He said: "We have had some fairly clear indications that the parties are willing to discuss issues of access to needy people, the liberation of prisoners and local ceasefires."
The BBC's Paul Wood in Montreux says that when the talks do go behind closed doors, it is hoped there will be a more constructive tone.'Brutal response'
However, a huge gulf remains between the Syrian team and that of the opposition and its allies.
US Secretary of State John Kerry said: "There is no way - no way possible in the imagination - that the man who has led the brutal response to his own people could regain the legitimacy to govern.
"One man and those who have supported him can no longer hold an entire nation and a region hostage."
However, earlier in the day, Syrian Information Minister Omran al-Zoubi told reporters: "There will be no transfer of power and President Bashar Assad is staying."
Syria's UN ambassador Bashar Jaafari said the government was willing to discuss all aspects of Geneva communique, which lays out a political transition plan for Syria.
Geneva II talks
- 22 Jan: Conference opens in Montreux. Speeches from all delegates, including Syrian government and opposition
- Syria chief delegate - Foreign Minister Walid Muallem. Opposition chief delegate - Ahmed Jarba, head of the National Coalition
- 24 Jan: Talks to move to Geneva. Negotiations between Syrian delegations begin, moderated by Lakhdar Brahimi. No duration set.
However, he questioned some parties over their "obsession that if they get rid of Bashar al-Assad things will be better in Syria".
Mr Jaafari pointed to developments in Libya and Iraq following the removals of Muammar Gaddafi and Saddam Hussein.
He also condemned many of Wednesday's speeches, by 40 or so foreign ministers, as "provocative and repetitive statements based on hatred towards the Syrian government".
The Syrians also expressed anger at the withdrawal of an invitation to the talks to its key ally, Iran.
Another key sticking point is the Geneva I communique, agreed at a previous summit, which calls for a transitional government in Syria with full executive powers and which forms the basis of this new round of talks.

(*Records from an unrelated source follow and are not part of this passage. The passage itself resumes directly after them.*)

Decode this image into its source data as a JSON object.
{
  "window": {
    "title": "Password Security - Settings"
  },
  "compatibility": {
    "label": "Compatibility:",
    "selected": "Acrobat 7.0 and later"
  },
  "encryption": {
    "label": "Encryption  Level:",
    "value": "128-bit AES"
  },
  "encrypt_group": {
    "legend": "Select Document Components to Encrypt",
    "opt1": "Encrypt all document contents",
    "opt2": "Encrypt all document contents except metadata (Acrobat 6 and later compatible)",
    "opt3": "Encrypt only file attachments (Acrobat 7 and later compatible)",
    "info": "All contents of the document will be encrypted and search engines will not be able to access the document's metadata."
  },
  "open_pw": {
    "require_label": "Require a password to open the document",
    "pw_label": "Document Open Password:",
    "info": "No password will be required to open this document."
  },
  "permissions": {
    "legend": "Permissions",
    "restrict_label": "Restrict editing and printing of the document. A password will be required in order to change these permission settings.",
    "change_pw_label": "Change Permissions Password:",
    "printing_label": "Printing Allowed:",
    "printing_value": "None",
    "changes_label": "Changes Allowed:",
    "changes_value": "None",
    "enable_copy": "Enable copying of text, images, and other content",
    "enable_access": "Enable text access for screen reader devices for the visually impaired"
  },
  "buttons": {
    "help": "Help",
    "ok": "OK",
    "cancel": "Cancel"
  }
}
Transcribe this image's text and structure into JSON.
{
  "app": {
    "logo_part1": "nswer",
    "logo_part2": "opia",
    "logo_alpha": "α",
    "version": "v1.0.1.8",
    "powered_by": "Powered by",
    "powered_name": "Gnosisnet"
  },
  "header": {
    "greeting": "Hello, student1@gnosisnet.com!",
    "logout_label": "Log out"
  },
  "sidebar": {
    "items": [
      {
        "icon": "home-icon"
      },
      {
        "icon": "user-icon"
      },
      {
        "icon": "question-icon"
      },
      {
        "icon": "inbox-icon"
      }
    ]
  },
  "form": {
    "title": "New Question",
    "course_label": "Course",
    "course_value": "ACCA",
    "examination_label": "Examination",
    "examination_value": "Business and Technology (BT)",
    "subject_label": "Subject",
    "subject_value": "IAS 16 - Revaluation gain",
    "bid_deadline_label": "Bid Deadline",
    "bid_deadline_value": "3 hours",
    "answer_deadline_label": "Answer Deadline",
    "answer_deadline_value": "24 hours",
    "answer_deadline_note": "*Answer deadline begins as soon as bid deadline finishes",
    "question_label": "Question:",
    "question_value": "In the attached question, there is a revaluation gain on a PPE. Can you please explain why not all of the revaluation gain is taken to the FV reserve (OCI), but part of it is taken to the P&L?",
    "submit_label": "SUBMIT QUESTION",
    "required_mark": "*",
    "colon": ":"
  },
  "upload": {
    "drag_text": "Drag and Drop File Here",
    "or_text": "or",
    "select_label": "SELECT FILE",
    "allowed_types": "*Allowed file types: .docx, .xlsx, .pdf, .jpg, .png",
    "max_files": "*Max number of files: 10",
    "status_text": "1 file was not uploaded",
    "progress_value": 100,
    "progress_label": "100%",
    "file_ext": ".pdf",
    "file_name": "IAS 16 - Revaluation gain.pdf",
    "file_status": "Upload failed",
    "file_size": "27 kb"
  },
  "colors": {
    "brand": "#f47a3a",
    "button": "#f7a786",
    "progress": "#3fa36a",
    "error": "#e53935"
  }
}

Mr Kerry said: "Every delegation, with one exception, embraced the Geneva communique," referring to the Syrian government.
Mr Ban said he was disappointed with the attitudes of both the Syrian government and Iran.
Syria has indicated that ending what it calls "terrorism" must be a priority of the communique.
A UN-backed meeting in 2012 issued the document and urged Syria to:
- Form transitional governing body
- Start national dialogue
- Review constitution and legal system
- Hold free and fair elections
But the head of the main opposition National Coalition, Ahmad Jarba, said the Syrian government must sign up to a deal to transfer powers.
Mr Jarba said that this would be "the preamble to Bashar al-Assad's resignation and his trial alongside all the criminals of his regime".
His comments came during a bitter morning exchange during which Syria's Foreign Minister Walid Muallem said some of states attending the talks had "Syrian blood on their hands" and that the opposition were "traitors".
Russian Foreign Minister Sergei Lavrov sought to play down the differences.
He said: "As expected, the sides came up with rather emotional statements, they blamed one another."
But he added: "For the first time in three years of the bloody conflict, the sides - for all their accusations - agreed to sit down at the negotiating table."